■ **INSTRUCTIONS TO FOLLOW**
When you write out the material, keep every line exactly as it is.

■ **EXERCISE INPUTS**

::::

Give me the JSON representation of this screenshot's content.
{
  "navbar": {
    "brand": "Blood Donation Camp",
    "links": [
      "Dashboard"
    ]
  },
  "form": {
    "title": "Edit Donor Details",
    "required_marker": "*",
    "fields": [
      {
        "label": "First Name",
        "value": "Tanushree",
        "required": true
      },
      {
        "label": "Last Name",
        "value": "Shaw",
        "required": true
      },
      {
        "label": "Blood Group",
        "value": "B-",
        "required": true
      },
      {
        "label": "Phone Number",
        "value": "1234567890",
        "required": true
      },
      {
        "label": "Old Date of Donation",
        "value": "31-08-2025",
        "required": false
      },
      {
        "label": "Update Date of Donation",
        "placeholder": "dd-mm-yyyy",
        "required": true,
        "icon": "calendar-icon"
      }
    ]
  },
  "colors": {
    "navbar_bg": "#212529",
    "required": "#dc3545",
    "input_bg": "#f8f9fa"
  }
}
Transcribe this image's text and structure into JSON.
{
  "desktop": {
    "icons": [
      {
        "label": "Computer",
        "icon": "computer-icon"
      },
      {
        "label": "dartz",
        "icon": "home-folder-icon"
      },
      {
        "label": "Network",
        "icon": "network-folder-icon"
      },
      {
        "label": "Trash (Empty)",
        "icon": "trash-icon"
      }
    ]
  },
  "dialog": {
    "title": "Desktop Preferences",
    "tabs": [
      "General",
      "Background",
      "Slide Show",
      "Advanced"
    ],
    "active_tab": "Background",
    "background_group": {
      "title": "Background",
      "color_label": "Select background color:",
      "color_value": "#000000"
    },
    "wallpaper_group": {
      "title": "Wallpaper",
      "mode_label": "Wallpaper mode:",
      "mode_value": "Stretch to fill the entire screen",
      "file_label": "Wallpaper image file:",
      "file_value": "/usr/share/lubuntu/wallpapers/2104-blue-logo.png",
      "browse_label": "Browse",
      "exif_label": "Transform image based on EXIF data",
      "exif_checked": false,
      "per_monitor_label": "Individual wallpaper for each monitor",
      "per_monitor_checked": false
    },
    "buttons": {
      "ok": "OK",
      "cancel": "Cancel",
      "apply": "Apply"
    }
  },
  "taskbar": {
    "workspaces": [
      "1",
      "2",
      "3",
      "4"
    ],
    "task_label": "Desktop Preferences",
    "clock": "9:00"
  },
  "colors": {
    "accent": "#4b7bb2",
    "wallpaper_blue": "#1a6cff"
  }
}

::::

■ **WORKED SOLUTION**
Give me the JSON representation of this screenshot's content.
{
  "navbar": {
    "brand": "Blood Donation Camp",
    "links": [
      "Dashboard"
    ]
  },
  "form": {
    "title": "Edit Donor Details",
    "required_marker": "*",
    "fields": [
      {
        "label": "First Name",
        "value": "Tanushree",
        "required": true
      },
      {
        "label": "Last Name",
        "value": "Shaw",
        "required": true
      },
      {
        "label": "Blood Group",
        "value": "B-",
        "required": true
      },
      {
        "label": "Phone Number",
        "value": "1234567890",
        "required": true
      },
      {
        "label": "Old Date of Donation",
        "value": "31-08-2025",
        "required": false
      },
      {
        "label": "Update Date of Donation",
        "placeholder": "dd-mm-yyyy",
        "required": true,
        "icon": "calendar-icon"
      }
    ]
  },
  "colors": {
    "navbar_bg": "#212529",
    "required": "#dc3545",
    "input_bg": "#f8f9fa"
  }
}
Transcribe this image's text and structure into JSON.
{
  "desktop": {
    "icons": [
      {
        "label": "Computer",
        "icon": "computer-icon"
      },
      {
        "label": "dartz",
        "icon": "home-folder-icon"
      },
      {
        "label": "Network",
        "icon": "network-folder-icon"
      },
      {
        "label": "Trash (Empty)",
        "icon": "trash-icon"
      }
    ]
  },
  "dialog": {
    "title": "Desktop Preferences",
    "tabs": [
      "General",
      "Background",
      "Slide Show",
      "Advanced"
    ],
    "active_tab": "Background",
    "background_group": {
      "title": "Background",
      "color_label": "Select background color:",
      "color_value": "#000000"
    },
    "wallpaper_group": {
      "title": "Wallpaper",
      "mode_label": "Wallpaper mode:",
      "mode_value": "Stretch to fill the entire screen",
      "file_label": "Wallpaper image file:",
      "file_value": "/usr/share/lubuntu/wallpapers/2104-blue-logo.png",
      "browse_label": "Browse",
      "exif_label": "Transform image based on EXIF data",
      "exif_checked": false,
      "per_monitor_label": "Individual wallpaper for each monitor",
      "per_monitor_checked": false
    },
    "buttons": {
      "ok": "OK",
      "cancel": "Cancel",
      "apply": "Apply"
    }
  },
  "taskbar": {
    "workspaces": [
      "1",
      "2",
      "3",
      "4"
    ],
    "task_label": "Desktop Preferences",
    "clock": "9:00"
  },
  "colors": {
    "accent": "#4b7bb2",
    "wallpaper_blue": "#1a6cff"
  }
}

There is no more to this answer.